After 11 consecutive trading days with less than a .9% change in the Dow S&P 500, the market set a new record for stability dating back more than 45 years. The VIX known as the “fear” index is now approaching the lowest levels since January 2007. Experts are referring to the period as the “dullest” trading period in history, citing that “literally nothing” is going on. The recent occurrences aroused the curiosity of those investors who live on the outside of the traditional circle who follow more closely rules governed by patterns.
Will It Be the Outside Force:
According to the old Newton law objects in motion tend to stay that way, while those at rest, much like the market lately do as well. Those objects which are at rest need an “outside force” to set them into motion. The question may well be the nature and impact of the coming event which will trigger an escape from this “dullest” of trading cycles in history. Predicting whether this force will be negative or positive may well be a windfall for investors if considering the length of time the market has been stable and the other possible school of physics which might present a more cumulative effect.
Will it Be Equal and Opposite:
Another school of thought for the pattern might evolve around the other of Newton’s laws which illustrate for every action there is an equal and opposite reaction. If the Volatility Index has been very close to zero for several consecutive days, does this mean it will swing violently to the other side? If the swing is reactionary in nature will that “trigger” back to balance out the equation be a decisive leap or a massive decline. If the first direction which breaks outside of that 1% motion upward or downward causes a momentum shift, there might be a significant ride involved.
Waking From the Nap:

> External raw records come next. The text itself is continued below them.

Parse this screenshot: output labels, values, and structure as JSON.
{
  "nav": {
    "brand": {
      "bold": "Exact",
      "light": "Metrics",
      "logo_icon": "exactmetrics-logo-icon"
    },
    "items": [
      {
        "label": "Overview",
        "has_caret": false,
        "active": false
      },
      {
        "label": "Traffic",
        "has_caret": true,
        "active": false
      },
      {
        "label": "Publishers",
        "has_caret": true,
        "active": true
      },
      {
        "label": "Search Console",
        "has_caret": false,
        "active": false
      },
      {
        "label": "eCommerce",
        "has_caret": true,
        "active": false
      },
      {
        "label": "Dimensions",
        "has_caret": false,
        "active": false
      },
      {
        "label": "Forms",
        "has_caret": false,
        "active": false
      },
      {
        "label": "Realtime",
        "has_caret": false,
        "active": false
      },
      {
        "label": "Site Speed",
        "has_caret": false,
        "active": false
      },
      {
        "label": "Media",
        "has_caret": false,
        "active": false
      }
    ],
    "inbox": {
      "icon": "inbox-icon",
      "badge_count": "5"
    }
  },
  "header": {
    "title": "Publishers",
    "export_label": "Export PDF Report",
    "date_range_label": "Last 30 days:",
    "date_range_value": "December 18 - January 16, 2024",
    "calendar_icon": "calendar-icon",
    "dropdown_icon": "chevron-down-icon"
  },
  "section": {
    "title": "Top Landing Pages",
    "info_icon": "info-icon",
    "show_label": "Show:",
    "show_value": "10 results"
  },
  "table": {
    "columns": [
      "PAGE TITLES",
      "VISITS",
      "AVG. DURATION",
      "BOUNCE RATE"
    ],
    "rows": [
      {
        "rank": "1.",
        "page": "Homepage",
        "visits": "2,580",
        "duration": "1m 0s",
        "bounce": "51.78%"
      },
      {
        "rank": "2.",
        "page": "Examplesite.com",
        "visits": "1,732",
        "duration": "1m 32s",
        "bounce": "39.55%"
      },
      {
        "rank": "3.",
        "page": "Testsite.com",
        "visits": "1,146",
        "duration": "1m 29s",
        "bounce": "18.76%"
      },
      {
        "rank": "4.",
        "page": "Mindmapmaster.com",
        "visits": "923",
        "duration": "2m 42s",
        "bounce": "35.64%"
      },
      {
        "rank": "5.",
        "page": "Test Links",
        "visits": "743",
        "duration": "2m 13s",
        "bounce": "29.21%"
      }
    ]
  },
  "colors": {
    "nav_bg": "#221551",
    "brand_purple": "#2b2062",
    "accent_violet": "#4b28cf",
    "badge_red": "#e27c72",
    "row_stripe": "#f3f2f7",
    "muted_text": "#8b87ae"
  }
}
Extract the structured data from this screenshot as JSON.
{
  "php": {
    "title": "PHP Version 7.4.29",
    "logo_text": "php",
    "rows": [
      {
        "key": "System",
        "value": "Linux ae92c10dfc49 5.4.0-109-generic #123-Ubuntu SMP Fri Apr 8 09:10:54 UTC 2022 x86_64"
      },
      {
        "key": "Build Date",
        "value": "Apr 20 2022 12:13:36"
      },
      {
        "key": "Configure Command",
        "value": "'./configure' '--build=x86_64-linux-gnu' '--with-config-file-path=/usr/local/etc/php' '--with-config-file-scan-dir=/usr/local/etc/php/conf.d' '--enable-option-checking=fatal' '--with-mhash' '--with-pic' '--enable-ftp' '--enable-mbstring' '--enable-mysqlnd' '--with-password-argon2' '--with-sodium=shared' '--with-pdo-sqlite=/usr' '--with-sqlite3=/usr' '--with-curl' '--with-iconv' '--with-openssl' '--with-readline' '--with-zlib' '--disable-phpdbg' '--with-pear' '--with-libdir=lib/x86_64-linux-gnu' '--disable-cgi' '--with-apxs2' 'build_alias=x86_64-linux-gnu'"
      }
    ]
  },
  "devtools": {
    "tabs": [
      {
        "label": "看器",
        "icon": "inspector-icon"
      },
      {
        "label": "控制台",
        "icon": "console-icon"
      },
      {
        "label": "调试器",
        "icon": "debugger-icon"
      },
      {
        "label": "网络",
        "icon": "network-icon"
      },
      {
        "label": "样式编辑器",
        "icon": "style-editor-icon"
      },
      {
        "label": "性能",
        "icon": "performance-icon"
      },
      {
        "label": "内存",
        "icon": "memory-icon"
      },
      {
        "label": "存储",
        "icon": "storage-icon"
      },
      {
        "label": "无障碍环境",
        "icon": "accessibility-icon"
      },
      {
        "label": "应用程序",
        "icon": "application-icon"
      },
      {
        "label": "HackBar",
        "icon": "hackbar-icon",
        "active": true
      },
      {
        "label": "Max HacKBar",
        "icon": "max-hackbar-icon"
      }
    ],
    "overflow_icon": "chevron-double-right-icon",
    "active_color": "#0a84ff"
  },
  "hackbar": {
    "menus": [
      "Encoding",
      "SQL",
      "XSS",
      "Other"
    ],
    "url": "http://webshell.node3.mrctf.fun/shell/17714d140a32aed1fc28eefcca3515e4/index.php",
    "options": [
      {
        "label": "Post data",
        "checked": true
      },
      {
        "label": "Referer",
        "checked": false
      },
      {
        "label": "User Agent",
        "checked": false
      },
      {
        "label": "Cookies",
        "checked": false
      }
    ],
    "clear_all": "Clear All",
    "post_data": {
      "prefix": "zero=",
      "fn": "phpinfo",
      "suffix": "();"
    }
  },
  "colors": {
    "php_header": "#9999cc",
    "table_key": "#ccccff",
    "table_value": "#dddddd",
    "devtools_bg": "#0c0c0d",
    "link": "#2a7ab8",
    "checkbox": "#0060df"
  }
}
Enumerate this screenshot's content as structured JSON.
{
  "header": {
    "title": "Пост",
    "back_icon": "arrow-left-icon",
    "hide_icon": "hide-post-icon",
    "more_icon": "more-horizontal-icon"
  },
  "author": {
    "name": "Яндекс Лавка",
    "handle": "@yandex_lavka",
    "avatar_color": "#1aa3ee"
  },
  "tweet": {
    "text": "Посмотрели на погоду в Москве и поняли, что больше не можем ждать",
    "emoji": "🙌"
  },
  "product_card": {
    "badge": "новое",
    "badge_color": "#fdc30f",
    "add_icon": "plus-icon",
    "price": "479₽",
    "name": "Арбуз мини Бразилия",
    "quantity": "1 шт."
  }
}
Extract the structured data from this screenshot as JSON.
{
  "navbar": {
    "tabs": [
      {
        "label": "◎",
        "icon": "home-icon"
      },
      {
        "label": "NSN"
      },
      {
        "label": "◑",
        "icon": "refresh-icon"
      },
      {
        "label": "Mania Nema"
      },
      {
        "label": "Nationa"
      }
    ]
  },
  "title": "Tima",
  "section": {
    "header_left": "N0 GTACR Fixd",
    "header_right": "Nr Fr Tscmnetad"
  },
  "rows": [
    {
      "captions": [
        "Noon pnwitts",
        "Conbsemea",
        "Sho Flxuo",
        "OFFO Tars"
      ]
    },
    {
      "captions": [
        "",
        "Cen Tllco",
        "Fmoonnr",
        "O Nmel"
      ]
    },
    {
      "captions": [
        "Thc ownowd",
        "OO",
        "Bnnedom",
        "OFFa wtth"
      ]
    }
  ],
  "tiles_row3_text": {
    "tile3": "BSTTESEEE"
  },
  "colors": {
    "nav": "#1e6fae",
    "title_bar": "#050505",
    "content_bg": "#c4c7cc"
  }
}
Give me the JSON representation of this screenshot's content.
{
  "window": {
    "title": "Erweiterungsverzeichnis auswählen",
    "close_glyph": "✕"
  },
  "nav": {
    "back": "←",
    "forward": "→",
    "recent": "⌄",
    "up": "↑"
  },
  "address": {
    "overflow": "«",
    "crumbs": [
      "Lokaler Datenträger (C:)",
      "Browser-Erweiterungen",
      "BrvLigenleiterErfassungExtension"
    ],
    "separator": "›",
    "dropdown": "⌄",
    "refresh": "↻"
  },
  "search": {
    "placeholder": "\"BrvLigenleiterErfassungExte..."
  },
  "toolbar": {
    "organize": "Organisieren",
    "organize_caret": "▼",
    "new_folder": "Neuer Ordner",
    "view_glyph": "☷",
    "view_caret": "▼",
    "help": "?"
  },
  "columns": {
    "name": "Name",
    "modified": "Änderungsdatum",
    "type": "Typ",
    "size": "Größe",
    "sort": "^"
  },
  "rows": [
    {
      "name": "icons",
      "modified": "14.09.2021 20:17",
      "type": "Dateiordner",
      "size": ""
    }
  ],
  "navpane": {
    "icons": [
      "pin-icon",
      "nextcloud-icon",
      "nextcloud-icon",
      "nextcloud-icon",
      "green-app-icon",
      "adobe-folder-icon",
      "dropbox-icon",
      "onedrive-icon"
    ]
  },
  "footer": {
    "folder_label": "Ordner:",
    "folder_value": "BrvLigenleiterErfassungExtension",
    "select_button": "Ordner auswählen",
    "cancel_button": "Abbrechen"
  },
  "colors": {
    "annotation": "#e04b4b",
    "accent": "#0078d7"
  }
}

The only thing which is constant in the world is change, and that may sound like a very tiring cliche’ but when looking at a picture of the intraday market volatility during the past five years, it would certainly apply. Nearing the 10 - 15 range for volatility did not even start to happen until late 2012, and there have been few jumps where the VIX spike came close to meeting the drop in S&P500 value. Obviously, with the value continuing to grow the intraday VIX would naturally decline due to the fact it takes larger volume shifts during a single trading day to affect the percentage of change.
The “Tail” on a Star:
With the drops in S&P 500 value creating a descending point of the graph similar to the tale of a star. The two lines on the chart have not met in over three years aside from a brief hit in August and September 2015. Pattern enthusiasts recognize the first quarter shift of the two lines toward each other as a possible signal of a larger shift. Before 2012 the VIX was hovering in the 30-40 range with the S&P500 hovering around 1200. With the S&P now ranging between 2000 and approaching 2200 the corresponding VIX for adjustment in volume would be hanging in the vicinity of the low 20’s.
The “Tale” told from Swinging on a Star:
The difference in 8 points already being factored in on the flat side, combined with the momentum of an “outside negative force” could be significant. Bulls in the market could easily be crushed trying to swing from the “star” represented by the tale of the decline of S&P while it rebounds. With the already “coiled” VIX storing 8 points just to balance out the cycle momentum might easily make “Star Swinging” Bulls an endangered species.